Required work: Give again the line that contains "Convert this screenshot", plus every line after it to the end of the records, unchanged.

[Entries from a dataset of interfaces]
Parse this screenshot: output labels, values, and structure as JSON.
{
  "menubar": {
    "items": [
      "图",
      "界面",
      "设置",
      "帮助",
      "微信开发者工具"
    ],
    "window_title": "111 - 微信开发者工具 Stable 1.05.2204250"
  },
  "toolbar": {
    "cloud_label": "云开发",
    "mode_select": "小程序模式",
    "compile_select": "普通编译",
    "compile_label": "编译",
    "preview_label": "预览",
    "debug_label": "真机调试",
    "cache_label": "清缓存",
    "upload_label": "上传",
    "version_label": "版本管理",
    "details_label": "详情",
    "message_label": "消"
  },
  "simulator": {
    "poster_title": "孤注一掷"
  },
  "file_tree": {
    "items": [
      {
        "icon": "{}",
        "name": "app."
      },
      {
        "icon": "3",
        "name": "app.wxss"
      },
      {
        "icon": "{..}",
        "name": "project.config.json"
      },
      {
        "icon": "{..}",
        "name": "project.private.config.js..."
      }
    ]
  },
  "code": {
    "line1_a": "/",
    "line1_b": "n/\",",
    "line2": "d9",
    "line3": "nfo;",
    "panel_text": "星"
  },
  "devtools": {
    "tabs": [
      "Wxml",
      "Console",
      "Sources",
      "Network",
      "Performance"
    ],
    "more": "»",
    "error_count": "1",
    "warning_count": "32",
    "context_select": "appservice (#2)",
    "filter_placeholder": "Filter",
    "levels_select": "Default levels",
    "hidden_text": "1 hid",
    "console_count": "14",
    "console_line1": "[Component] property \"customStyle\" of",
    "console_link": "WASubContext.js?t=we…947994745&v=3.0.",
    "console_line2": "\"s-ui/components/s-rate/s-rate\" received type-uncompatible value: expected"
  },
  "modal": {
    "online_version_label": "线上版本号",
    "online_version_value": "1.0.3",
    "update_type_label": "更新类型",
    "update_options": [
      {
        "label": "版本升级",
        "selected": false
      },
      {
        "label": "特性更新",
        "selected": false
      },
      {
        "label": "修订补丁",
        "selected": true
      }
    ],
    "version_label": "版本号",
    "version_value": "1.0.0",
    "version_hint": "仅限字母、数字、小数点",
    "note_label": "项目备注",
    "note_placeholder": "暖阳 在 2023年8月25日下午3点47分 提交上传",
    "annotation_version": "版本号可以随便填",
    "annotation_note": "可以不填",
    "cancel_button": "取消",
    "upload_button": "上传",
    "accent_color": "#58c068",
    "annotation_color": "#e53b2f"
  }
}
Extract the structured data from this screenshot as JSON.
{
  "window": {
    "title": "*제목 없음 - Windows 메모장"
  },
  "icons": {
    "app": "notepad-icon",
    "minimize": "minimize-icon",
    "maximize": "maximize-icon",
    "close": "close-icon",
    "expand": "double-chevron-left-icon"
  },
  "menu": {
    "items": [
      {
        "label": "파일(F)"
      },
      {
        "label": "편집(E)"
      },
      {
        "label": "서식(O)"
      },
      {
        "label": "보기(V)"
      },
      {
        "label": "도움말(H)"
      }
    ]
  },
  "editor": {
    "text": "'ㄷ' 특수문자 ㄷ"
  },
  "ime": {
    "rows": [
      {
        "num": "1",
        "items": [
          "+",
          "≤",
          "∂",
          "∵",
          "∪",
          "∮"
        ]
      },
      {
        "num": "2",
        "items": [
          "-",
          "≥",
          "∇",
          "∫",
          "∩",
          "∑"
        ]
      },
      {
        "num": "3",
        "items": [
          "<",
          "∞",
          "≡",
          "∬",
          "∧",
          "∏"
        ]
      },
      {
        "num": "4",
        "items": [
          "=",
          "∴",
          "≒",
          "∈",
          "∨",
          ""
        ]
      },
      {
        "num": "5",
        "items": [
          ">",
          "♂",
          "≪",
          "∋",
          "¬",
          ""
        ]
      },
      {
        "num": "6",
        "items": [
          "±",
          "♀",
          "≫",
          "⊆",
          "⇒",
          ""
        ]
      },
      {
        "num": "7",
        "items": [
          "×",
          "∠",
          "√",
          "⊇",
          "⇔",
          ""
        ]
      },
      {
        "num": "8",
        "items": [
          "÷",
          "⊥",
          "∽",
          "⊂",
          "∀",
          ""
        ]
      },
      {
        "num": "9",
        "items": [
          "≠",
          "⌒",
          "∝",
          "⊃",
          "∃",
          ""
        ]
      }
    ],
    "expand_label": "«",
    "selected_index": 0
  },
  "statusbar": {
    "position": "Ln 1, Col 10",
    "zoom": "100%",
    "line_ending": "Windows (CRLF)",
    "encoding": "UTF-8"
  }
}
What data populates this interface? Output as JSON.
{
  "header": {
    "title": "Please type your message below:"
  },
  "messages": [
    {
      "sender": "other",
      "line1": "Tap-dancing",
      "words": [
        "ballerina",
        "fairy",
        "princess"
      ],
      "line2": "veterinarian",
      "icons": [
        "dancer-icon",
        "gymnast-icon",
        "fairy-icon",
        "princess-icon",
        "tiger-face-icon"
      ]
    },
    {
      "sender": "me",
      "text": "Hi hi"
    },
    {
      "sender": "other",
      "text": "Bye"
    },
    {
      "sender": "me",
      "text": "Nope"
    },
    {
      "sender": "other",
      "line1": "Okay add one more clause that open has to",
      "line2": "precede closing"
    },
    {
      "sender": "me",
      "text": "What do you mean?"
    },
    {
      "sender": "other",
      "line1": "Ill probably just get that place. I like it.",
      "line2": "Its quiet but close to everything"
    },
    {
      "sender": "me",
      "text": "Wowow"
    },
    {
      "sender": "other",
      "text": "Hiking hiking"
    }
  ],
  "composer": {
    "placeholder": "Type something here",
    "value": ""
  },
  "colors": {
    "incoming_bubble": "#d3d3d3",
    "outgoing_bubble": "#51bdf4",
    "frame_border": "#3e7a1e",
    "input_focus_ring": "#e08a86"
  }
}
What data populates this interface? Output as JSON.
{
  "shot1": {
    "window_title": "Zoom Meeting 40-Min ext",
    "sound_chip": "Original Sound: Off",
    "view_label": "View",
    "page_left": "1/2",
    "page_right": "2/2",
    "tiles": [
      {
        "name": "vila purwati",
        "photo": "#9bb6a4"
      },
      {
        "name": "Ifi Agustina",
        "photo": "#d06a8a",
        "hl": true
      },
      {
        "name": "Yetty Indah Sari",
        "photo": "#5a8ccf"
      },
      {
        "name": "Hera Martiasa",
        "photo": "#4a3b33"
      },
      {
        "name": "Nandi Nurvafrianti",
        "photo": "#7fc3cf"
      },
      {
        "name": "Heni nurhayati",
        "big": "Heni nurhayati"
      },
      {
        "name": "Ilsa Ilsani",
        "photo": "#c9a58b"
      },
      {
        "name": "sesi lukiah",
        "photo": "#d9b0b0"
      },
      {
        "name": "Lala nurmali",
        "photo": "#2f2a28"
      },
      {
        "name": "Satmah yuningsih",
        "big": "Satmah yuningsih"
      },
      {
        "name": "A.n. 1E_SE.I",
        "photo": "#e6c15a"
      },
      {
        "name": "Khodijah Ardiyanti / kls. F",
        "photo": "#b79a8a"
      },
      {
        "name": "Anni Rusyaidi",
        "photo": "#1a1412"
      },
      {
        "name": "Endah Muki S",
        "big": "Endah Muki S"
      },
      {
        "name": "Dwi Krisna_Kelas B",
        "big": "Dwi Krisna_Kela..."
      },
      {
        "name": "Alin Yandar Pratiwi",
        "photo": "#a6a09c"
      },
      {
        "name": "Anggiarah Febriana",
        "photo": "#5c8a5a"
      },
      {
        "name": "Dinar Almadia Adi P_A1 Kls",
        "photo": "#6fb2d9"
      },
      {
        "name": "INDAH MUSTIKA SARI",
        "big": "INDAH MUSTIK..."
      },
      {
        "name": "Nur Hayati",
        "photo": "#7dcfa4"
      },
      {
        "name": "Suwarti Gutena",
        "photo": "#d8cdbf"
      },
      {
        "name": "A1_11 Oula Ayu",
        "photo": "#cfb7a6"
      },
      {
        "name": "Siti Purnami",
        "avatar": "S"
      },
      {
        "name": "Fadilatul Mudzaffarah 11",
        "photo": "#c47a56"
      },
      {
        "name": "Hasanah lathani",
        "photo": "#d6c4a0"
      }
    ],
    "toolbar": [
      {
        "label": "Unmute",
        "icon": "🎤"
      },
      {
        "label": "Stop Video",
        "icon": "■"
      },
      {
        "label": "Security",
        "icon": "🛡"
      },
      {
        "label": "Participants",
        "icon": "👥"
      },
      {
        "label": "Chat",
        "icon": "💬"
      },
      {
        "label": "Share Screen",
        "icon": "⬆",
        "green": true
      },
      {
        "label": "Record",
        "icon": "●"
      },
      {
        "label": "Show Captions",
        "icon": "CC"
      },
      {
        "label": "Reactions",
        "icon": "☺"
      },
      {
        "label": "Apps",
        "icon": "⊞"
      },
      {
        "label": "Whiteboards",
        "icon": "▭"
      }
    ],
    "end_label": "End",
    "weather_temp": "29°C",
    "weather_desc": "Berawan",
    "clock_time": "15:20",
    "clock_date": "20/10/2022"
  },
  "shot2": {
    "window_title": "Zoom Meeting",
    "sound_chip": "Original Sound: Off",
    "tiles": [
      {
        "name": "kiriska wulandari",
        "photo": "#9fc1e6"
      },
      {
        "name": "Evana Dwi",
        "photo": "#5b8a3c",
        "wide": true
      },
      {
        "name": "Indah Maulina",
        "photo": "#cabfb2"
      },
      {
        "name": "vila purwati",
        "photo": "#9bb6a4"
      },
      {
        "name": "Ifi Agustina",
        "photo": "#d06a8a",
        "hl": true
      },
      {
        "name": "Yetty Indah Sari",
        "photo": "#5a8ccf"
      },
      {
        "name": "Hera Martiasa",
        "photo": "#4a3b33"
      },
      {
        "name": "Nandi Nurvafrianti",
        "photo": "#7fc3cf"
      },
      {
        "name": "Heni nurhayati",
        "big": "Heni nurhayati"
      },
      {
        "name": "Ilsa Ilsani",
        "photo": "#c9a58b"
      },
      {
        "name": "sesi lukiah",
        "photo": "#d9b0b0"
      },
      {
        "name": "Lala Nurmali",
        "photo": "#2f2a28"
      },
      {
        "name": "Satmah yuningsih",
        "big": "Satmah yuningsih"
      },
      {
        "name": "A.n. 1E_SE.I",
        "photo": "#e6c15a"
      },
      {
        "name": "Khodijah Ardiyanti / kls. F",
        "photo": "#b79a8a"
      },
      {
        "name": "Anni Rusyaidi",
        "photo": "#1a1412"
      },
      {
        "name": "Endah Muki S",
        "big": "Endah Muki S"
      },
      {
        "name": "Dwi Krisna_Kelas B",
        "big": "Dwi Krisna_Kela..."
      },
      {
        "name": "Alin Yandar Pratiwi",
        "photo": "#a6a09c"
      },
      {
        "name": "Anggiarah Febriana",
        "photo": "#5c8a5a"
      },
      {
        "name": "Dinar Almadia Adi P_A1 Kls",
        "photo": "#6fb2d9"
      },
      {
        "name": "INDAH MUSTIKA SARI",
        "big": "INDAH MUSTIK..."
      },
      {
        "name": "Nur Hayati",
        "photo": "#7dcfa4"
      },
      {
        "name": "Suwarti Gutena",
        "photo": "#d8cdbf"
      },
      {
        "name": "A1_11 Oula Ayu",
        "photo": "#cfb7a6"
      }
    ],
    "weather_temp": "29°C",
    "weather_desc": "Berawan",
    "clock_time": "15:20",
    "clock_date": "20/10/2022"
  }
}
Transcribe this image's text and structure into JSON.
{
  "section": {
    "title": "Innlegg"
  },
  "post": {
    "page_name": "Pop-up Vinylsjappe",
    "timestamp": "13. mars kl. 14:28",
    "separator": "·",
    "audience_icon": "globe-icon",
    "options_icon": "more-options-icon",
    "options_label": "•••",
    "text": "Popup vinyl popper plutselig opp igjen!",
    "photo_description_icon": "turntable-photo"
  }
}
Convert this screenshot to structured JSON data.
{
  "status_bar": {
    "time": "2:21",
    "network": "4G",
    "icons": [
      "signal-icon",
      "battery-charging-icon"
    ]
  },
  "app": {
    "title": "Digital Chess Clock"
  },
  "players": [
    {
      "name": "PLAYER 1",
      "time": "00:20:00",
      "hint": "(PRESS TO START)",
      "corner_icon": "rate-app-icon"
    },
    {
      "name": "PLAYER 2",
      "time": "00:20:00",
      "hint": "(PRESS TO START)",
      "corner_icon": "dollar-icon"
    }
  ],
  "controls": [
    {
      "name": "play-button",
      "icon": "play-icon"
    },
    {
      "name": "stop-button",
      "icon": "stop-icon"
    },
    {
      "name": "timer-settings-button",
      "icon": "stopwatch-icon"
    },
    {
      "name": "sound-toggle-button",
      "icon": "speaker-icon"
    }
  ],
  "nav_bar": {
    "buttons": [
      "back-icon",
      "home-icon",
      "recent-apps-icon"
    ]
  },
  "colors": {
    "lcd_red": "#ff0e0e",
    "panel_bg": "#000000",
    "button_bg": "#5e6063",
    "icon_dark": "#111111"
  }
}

Output:
Convert this screenshot to structured JSON data.
{
  "status_bar": {
    "time": "2:21",
    "network": "4G",
    "icons": [
      "signal-icon",
      "battery-charging-icon"
    ]
  },
  "app": {
    "title": "Digital Chess Clock"
  },
  "players": [
    {
      "name": "PLAYER 1",
      "time": "00:20:00",
      "hint": "(PRESS TO START)",
      "corner_icon": "rate-app-icon"
    },
    {
      "name": "PLAYER 2",
      "time": "00:20:00",
      "hint": "(PRESS TO START)",
      "corner_icon": "dollar-icon"
    }
  ],
  "controls": [
    {
      "name": "play-button",
      "icon": "play-icon"
    },
    {
      "name": "stop-button",
      "icon": "stop-icon"
    },
    {
      "name": "timer-settings-button",
      "icon": "stopwatch-icon"
    },
    {
      "name": "sound-toggle-button",
      "icon": "speaker-icon"
    }
  ],
  "nav_bar": {
    "buttons": [
      "back-icon",
      "home-icon",
      "recent-apps-icon"
    ]
  },
  "colors": {
    "lcd_red": "#ff0e0e",
    "panel_bg": "#000000",
    "button_bg": "#5e6063",
    "icon_dark": "#111111"
  }
}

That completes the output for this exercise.